▶ PROVIDED ENTRIES:
╭──

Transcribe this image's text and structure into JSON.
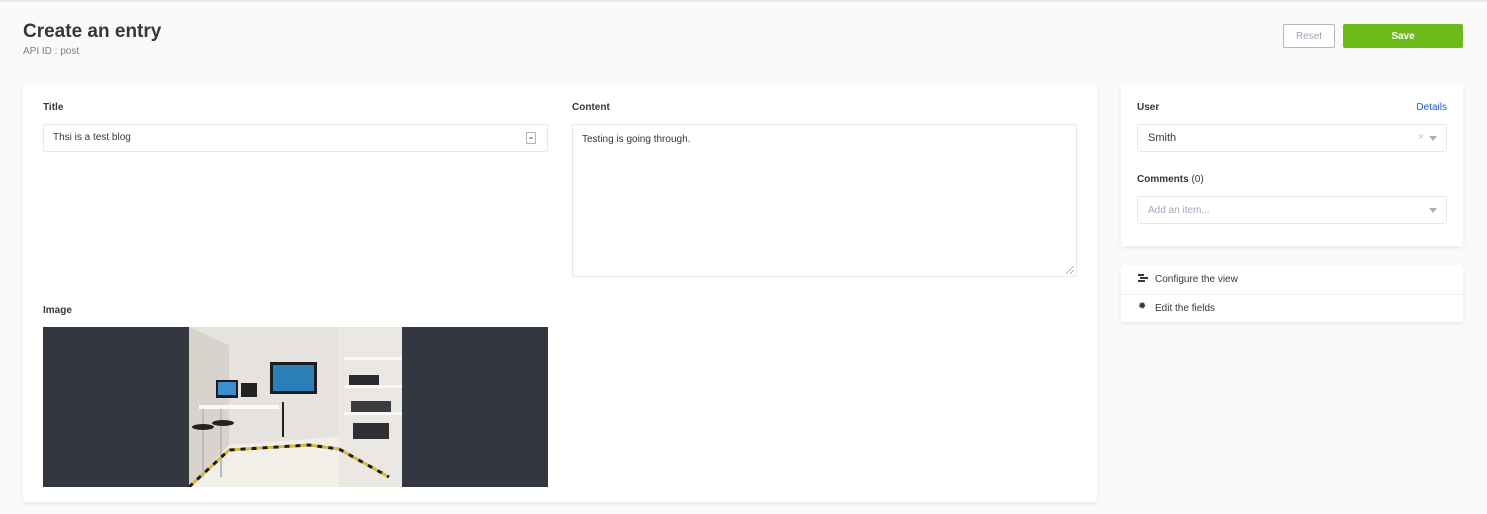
{
  "header": {
    "title": "Create an entry",
    "subtitle": "API ID : post"
  },
  "actions": {
    "reset_label": "Reset",
    "save_label": "Save"
  },
  "form": {
    "title_label": "Title",
    "title_value": "Thsi is a test blog",
    "content_label": "Content",
    "content_value": "Testing is going through.",
    "image_label": "Image"
  },
  "sidebar": {
    "user_label": "User",
    "details_link": "Details",
    "user_value": "Smith",
    "comments_label": "Comments",
    "comments_count": "(0)",
    "comments_placeholder": "Add an item...",
    "menu": [
      {
        "label": "Configure the view",
        "icon": "layout-icon"
      },
      {
        "label": "Edit the fields",
        "icon": "gear-icon"
      }
    ]
  },
  "colors": {
    "save": "#6dbb1a",
    "link": "#1c5de7",
    "image_bg": "#333740"
  }
}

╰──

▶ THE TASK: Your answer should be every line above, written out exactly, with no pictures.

▶ EXERCISE RESULT:
Transcribe this image's text and structure into JSON.
{
  "header": {
    "title": "Create an entry",
    "subtitle": "API ID : post"
  },
  "actions": {
    "reset_label": "Reset",
    "save_label": "Save"
  },
  "form": {
    "title_label": "Title",
    "title_value": "Thsi is a test blog",
    "content_label": "Content",
    "content_value": "Testing is going through.",
    "image_label": "Image"
  },
  "sidebar": {
    "user_label": "User",
    "details_link": "Details",
    "user_value": "Smith",
    "comments_label": "Comments",
    "comments_count": "(0)",
    "comments_placeholder": "Add an item...",
    "menu": [
      {
        "label": "Configure the view",
        "icon": "layout-icon"
      },
      {
        "label": "Edit the fields",
        "icon": "gear-icon"
      }
    ]
  },
  "colors": {
    "save": "#6dbb1a",
    "link": "#1c5de7",
    "image_bg": "#333740"
  }
}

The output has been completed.